Great value soldering station

Discussion in 'General Electronics Chat' started by recklessrog, Jan 19, 2016.

  1. recklessrog

    Thread Starter Well-Known Member

    May 23, 2013
    As there are often requests by members as to which soldering iron to use, I thought I would share this :-
    In the U.K Maplins are currently selling a temperature controlled station for £39.99. Code number N34FB.
    When my 25 year old Weller iron packed up last year, I looked around for a replacement and was horrified
    at the cost, so I tried a couple of cheap alternatives but they proved to be practically useless. After returning one for
    refund, the assistant showed me one of the N34FB stations and persuaded me to give it a try. One year on and I can say
    that it really is exceptional value for money, maintains set temp within 2-3 deg and is very simple to set. The replacement
    tips are not expensive and a complete replacement iron is available should it ever be needed.

    I must point out that I have no connection with Maplins other than as a customer, and am passing on this information
    in the hope it may be of use to someone.
  2. GopherT

    AAC Fanatic!

    Nov 23, 2012
    What failed on your Weller that could not be replaced for 10 Pounds?
  3. MrSoftware

    Senior Member

    Oct 29, 2013
    recklessrog likes this.
  4. wayneh


    Sep 9, 2010
    That looks like a fancy version of the one I have and appears to use the same tips. (My needs are just hobbyist and I'm not saying everyone should use such a cheap set as I do.) One reason I chose that model - other than the good reviews - was that replacement tips are cheap and easy to find. Every other piece-of-crap iron I had used before went to the graveyard because a replacement tip, if I could find one, cost more than the iron did. The tips for this model are only about a buck apiece and they last a long time anyway.
  5. ErnieM

    AAC Fanatic!

    Apr 24, 2011
    You can get replacement parts for the Kendal units. I got mine off EBay as I did for the base unit.

    The Kendal will give years of good service if you don't abuse it. If you do abuse it (I did) you can fix it.
  6. recklessrog

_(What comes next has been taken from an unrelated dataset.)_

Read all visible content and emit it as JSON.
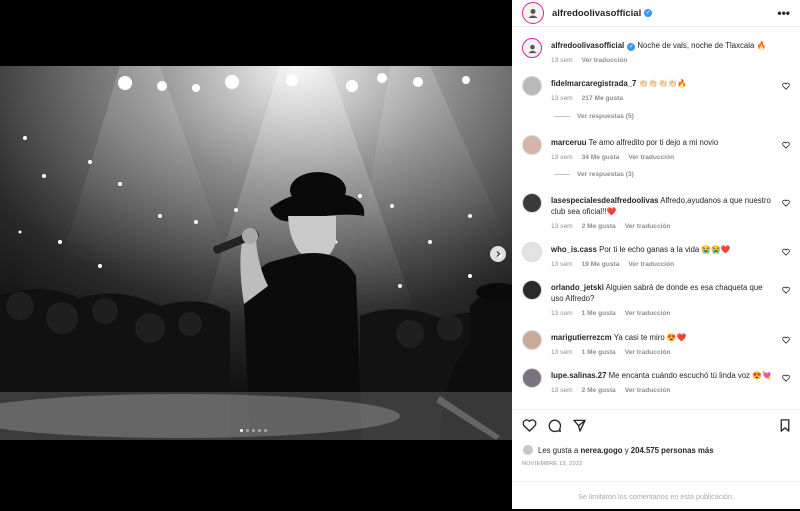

    Thread Starter Well-Known Member

    May 23, 2013
    The poor thing had been dropped a few times, and I had re-glued the case, but it finally gave up when a short developed in the iron element and the transformer burnt out and melted the case.
    Brilliant station though, I had used it probably 6 days a week for 25 years only ever replacing the bits and the Curie point magnetic switch in all that time. We had several at my company, and I kept one when I sold the business. I believe that one of my ex partners is still using his.
    The only downsides to buying another was A, the cost, and B, to change temperature you had to change the tip for one with a different Curie point.
    For those that are not familiar with these irons, temperature control was achieved by having a piece of iron alloy at the base of the tip, by varying the mix of the alloy, it varies the curie point. (At the Curie point temperature, the material loses its magnetic properties)
    The clever design had a micro switch in the handle that had a rod with a magnet on the end inside the element. Whilst the temperature was below the tips curie point, the magnet was attracted to the tip keeping the microswitch and element on. Once the temperature reached the Curie point of the tip, the magnet could no longer be held against the tip base and was retracted by a spring. This caused the microswitch to operate and turn off the power to the element.
    Once it cooled a little, the magnetic properties returned and the magnet was then attracted back to the base of the tip so the microswitch turned the power on again etc..etc.
    The Hysteresis ( difference in off-back on temp) was quite high, and depending on the selected bit could be as much as 50deg C. but was usually not a problem.
    GopherT likes this.
  7. GopherT

    AAC Fanatic!

    Nov 23, 2012

    I know mine has the thermostat, I never bothered to think about how it worked. Thanks!
    recklessrog likes this.
  8. dannyf

    Well-Known Member

    Sep 13, 2015
    There are those temperature controlled soldering irons. A few dollars each. I have used them and am quite happy.

    On the other hand, I have made quite a few temperature controlled soldering irons from laptop power supplies, pic12f675, a pot and a MOSFET. Practically free and they work wonderfully.